U.S. public transit faces wave of service cuts

Posted on January 27, 2009

With ridership at record highs, transit agencies across the country are facing unprecedented fiscal crises in the economic downturn, leading to potential job losses, service cuts and fare hikes that are hitting at the worst possible time, according to a new compilation of nationwide data from the Transportation for America coalition.


To view the map of proposed service cuts nationwide, visit:


Transportation for America’s informal audit highlights 51 communities across the U.S. that are considering eliminating jobs, cutting service and raising fares, but will receive no assistance under the current recovery proposal to prevent the cuts.


Emergency assistance to save jobs and service, which had been proposed by House Transportation and Infrastructure Committee Chair James Oberstar (D-Minn.), was removed from the economic stimulus bill without explanation. Funds for rail and other transit construction were also cut, while funding levels for highway construction remained intact.


The far-reaching, broad cuts will directly affect transit employees and riders who are among the most at risk in this time of economic upheaval. These 51 systems together are responsible for more than 20 million daily trips by everyday Americans on public transportation.
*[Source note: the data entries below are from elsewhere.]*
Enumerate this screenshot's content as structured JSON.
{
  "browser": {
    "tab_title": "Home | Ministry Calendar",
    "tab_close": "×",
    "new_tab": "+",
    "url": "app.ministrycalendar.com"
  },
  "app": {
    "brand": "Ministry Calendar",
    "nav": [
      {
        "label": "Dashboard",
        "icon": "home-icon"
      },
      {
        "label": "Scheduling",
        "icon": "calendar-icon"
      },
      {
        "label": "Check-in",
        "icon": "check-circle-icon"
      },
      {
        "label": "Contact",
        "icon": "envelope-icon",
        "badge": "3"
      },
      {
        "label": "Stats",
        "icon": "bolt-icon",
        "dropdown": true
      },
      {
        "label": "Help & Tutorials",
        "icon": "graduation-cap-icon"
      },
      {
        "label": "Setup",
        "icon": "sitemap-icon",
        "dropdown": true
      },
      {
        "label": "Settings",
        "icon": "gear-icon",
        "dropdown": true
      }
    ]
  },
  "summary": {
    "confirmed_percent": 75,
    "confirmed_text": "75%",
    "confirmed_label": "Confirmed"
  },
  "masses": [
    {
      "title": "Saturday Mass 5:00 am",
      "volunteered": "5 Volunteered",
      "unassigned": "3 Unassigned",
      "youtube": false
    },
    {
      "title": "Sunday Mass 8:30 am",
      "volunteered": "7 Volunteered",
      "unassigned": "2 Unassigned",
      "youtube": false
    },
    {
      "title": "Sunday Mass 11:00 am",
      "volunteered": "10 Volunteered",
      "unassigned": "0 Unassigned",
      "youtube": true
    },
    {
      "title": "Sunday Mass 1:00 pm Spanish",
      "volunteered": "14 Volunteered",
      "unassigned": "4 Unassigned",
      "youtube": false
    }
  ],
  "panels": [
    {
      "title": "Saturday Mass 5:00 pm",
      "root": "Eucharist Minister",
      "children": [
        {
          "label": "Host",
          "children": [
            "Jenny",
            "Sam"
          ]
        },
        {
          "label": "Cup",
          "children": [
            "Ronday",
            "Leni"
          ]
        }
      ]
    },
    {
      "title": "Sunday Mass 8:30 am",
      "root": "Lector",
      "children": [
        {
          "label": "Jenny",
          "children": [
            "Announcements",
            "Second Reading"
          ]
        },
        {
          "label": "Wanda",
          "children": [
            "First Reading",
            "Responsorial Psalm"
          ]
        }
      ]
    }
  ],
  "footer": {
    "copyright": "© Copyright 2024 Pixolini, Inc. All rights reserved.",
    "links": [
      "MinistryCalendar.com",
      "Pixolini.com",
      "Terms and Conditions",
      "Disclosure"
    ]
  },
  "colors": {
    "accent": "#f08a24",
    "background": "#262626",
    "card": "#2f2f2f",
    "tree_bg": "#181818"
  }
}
“Our economy increasingly relies on public transit to function effectively, yet local systems are being forced to lay off workers and make cuts that will slow down economic growth and punish workers — including many low-income households who rely on transit to reach their jobs,” said Geoff Anderson, co-chair of the Transportation For America coalition.


Emergency operating assistance in the recovery package will create and save jobs immediately with relatively limited investment. According to the Amalgamated Transit Union, every $1 billion invested in public transit operations generates 60,000 jobs.  Without federal assistance, the multi-billion dollar transit industry, which employs nearly 400,000 workers, will continue layoffs at a rapid pace.



View comments or post a comment on this story. (0 Comments)

More News

Q'Straint to host 'Emerging Trends in Wheelchair Transportation' webinar

Presentation will explore developing ridership and securement dilemmas facing transit providers, and examine how emerging technologies and recent regulatory changes are addressing the previous short comings of primitive securement applications.

How to Write Effective Mass Transit System Policies

Solid policies — whether for employees or riders — are the backbone of any transportation agency’s operations.

Denver RTD to enhance wheelchair securement area, access on LRVs

As a part of this effort, RTD will be altering the seating design of current and new light rail vehicles. The retrofit includes removing a set of seats next to the current wheelchair areas, which will open up the designated area for easier access.

KCATA set to launch new ridehailing service May 1

The one-year RideKC Freedom On-Demand pilot enables customers to call on taxis any day, at any hour, to enjoy everything Kansas City has to offer.

Autonomous shuttle to use 'cool tech' to serve people with disabilities

Future capabilities may include directing direct visually impaired passengers to empty seats or training the vehicle to recognize sign language.

See More News

Post a Comment

Post Comment

Comments (0)

More From The World's Largest Fleet Publisher

Automotive Fleet

The Car and truck fleet and leasing management magazine

Business Fleet

managing 10-50 company vehicles

Fleet Financials

Executive vehicle management

Government Fleet

managing public sector vehicles & equipment


Work Truck Magazine

The number 1 resource for vocational truck fleets

Schoolbus Fleet

Serving school transportation professionals in the U.S. and Canada

LCT Magazine

Global Resource For Limousine and Bus Transportation

Please sign in or register to .    Close